(Records for the exercise begins)

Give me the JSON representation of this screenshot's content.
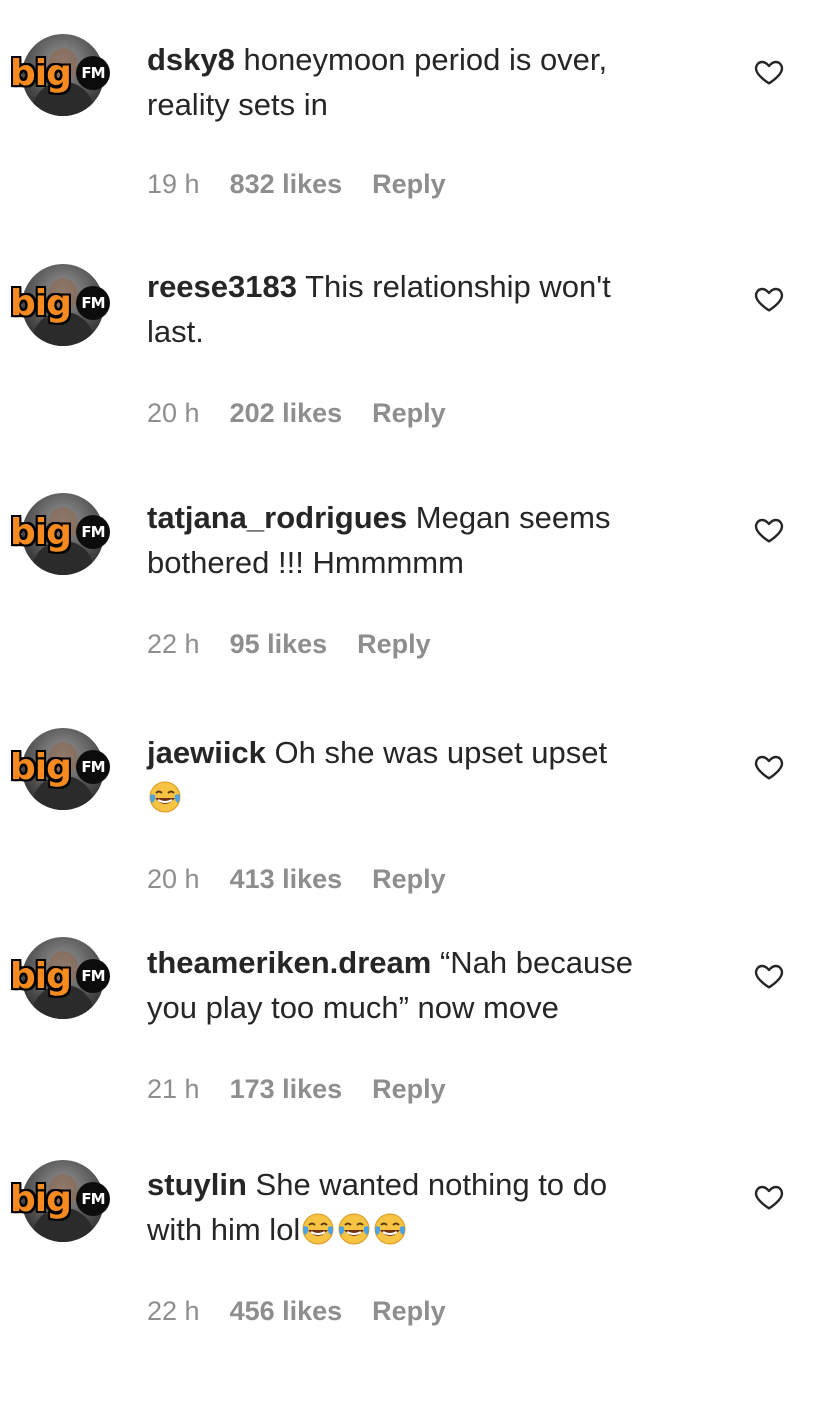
{
  "avatar_logo": {
    "big": "big",
    "fm": "FM"
  },
  "comments": [
    {
      "username": "dsky8",
      "text": "honeymoon period is over, reality sets in",
      "emoji_count": 0,
      "time": "19 h",
      "likes": "832 likes",
      "reply": "Reply"
    },
    {
      "username": "reese3183",
      "text": "This relationship won't last.",
      "emoji_count": 0,
      "time": "20 h",
      "likes": "202 likes",
      "reply": "Reply"
    },
    {
      "username": "tatjana_rodrigues",
      "text": "Megan seems bothered !!! Hmmmmm",
      "emoji_count": 0,
      "time": "22 h",
      "likes": "95 likes",
      "reply": "Reply"
    },
    {
      "username": "jaewiick",
      "text": "Oh she was upset upset",
      "emoji_count": 1,
      "time": "20 h",
      "likes": "413 likes",
      "reply": "Reply"
    },
    {
      "username": "theameriken.dream",
      "text": "“Nah because you play too much” now move",
      "emoji_count": 0,
      "time": "21 h",
      "likes": "173 likes",
      "reply": "Reply"
    },
    {
      "username": "stuylin",
      "text": "She wanted nothing to do with him lol",
      "emoji_count": 3,
      "time": "22 h",
      "likes": "456 likes",
      "reply": "Reply"
    }
  ],
  "icons": {
    "like": "heart-outline-icon",
    "emoji": "face-with-tears-of-joy-emoji"
  },
  "colors": {
    "text": "#262626",
    "meta": "#8e8e8e",
    "logo_orange": "#f58a1f"
  }
}
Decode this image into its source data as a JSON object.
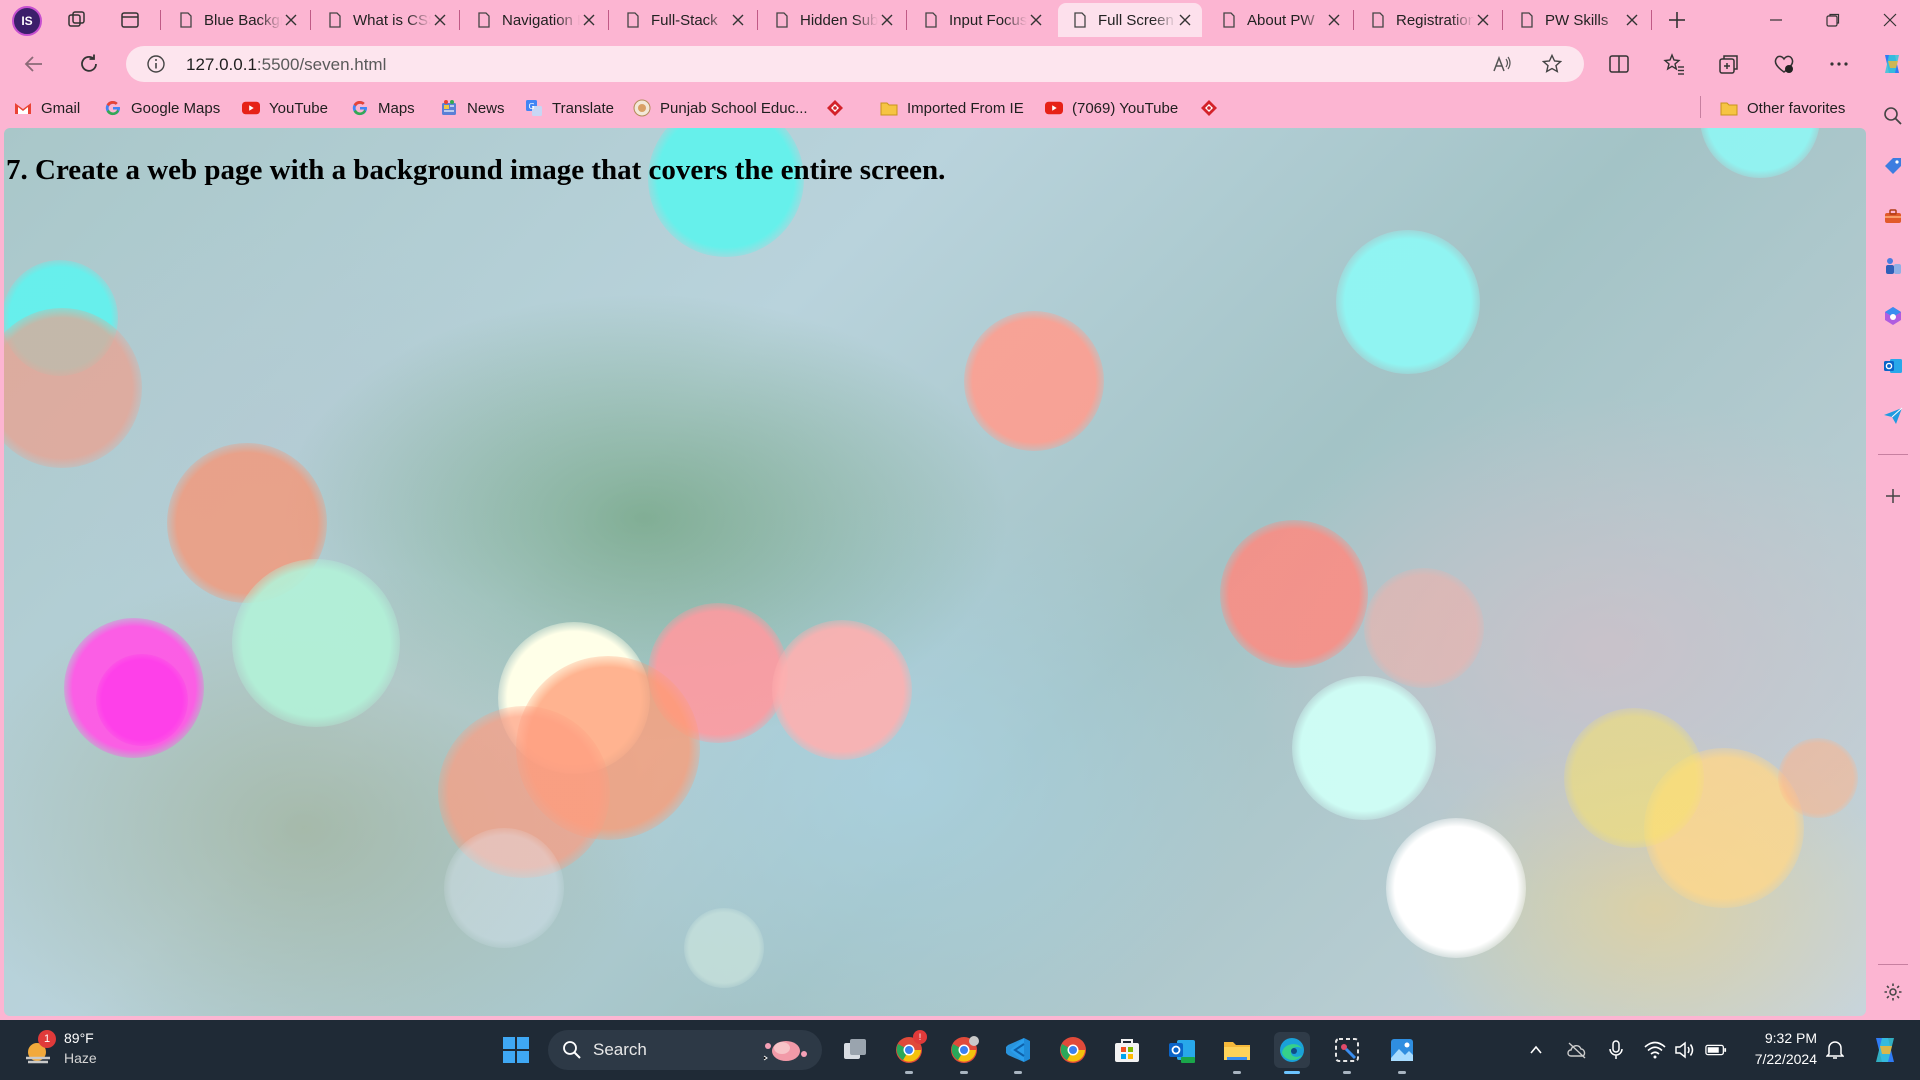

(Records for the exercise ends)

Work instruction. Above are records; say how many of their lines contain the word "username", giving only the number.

The completed task. 6